And yet, there it stood, deserted inside its wrapping of an old fence. Even the road sign, suspended on a bent metal pole attached to the spreading oak in the front yard, now dangled from one eyehook, its brilliant blue faded and the white “Mount Jensen Inn,” once painted in a crisp semicircle, was now a mere stencil. Henderson laughed. Even in the best of times that old sign’s metal fittings creaked and groaned in a stiff breeze, creating a thin, eerie sound that hung in the air, seeming to come from nowhere certain, a sound the natives told startled guests was the voice of the Ghost of Mount Jensen.
The broken window was in the ballroom, for Henderson the most special room at the Inn. Once a month they rolled up the carpets and exposed the hard maple floor whose shining surface gleamed in the darkness of those elaborate dances lighted only by the silver fractured light of a spinning magic ball. His job on those nights was to keep the floor clean so that the dancers in their hard-soled shoes would glide across the hardwood like ice skaters.
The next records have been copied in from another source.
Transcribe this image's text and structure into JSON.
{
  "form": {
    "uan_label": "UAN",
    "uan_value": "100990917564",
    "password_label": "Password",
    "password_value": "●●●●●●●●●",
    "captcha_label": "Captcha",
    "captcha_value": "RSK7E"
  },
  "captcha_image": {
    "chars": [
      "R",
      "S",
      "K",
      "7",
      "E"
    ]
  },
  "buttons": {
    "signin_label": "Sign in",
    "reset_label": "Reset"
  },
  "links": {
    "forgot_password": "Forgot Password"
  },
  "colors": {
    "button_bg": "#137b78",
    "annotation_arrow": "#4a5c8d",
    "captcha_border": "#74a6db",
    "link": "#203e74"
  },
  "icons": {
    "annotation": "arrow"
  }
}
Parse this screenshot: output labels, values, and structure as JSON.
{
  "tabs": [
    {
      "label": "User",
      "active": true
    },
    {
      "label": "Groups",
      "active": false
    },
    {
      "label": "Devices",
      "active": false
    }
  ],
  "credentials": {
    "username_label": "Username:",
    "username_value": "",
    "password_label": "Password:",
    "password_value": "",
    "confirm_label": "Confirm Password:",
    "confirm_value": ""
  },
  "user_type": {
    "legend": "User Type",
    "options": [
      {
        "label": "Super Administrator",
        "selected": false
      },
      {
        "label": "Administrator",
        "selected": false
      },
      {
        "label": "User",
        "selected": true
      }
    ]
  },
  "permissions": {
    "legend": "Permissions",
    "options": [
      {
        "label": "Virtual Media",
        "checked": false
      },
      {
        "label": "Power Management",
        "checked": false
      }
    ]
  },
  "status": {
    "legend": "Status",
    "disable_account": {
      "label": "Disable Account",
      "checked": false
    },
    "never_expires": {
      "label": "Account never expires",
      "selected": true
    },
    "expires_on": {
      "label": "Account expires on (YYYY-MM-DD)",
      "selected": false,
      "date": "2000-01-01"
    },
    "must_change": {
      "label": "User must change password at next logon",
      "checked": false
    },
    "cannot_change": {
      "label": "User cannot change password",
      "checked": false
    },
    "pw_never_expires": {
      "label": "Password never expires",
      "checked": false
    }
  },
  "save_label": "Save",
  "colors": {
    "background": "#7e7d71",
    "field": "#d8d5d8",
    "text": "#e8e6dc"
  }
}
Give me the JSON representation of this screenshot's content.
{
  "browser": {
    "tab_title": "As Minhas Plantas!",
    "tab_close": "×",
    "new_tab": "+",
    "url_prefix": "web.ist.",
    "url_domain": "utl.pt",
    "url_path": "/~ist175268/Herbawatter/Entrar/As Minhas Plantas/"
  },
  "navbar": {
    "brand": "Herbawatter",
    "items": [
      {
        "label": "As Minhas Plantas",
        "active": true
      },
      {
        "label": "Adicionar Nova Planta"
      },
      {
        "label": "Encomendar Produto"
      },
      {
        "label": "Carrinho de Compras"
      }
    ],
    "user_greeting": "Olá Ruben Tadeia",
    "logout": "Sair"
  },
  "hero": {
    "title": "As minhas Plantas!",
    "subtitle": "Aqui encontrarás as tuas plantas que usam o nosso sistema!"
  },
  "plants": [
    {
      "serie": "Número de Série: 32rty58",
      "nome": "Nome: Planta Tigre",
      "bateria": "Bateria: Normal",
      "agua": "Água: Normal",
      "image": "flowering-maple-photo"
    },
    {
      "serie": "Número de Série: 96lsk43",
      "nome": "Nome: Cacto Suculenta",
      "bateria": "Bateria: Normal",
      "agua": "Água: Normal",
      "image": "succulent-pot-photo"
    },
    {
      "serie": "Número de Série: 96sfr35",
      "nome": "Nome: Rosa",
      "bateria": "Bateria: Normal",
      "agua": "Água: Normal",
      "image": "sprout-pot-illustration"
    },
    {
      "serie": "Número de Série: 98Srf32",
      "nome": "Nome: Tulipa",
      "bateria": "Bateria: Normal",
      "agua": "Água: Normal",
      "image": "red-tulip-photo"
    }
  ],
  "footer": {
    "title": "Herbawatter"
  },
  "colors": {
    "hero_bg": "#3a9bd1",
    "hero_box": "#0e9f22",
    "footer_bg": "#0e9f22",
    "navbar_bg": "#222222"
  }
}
At the end of the night he would coat the floor with green sawdust that picked up all the dust and debris; he felt proud when he would look at that floor after his sweeping and see the glint of moonlight reflected on the floor.
Henderson smiled again as he found the broken window and began to nail up the plastic. On those weekdays when the Inn was quiet and the owners out, there was another use for that green sawdust. He and Nola would cover the floor with it thickly and with a blanket, run down the straight corridor from the kitchen to the ballroom and dive headfirst on the blanket across the floor and they’d crash in a heap at the opposite wall, giggling and covered with green specks.
Maybe for that reason alone, Henderson thought, maybe for only that memory am I nailing plastic over a broken window in a broken building. Maybe I want the moonlight to shine in that floor one more time. Maybe I want there to be elegant couples waltzing in a light dappled haze, for there to be kids splashing in the lake, yelling, Mommy, Mommy, look at me, for there to be beautiful, tanned New York girls, ankles crossed, eyes closed, languid on green towels, for Nola Jensen to barrel across the polished floor and slam into me, then to rest a moment, shake the dust from her hair, then look at me and smile; for the road sign again to creak in the wind and evoke the Ghost of Mount Jensen. It was better when we had ghosts.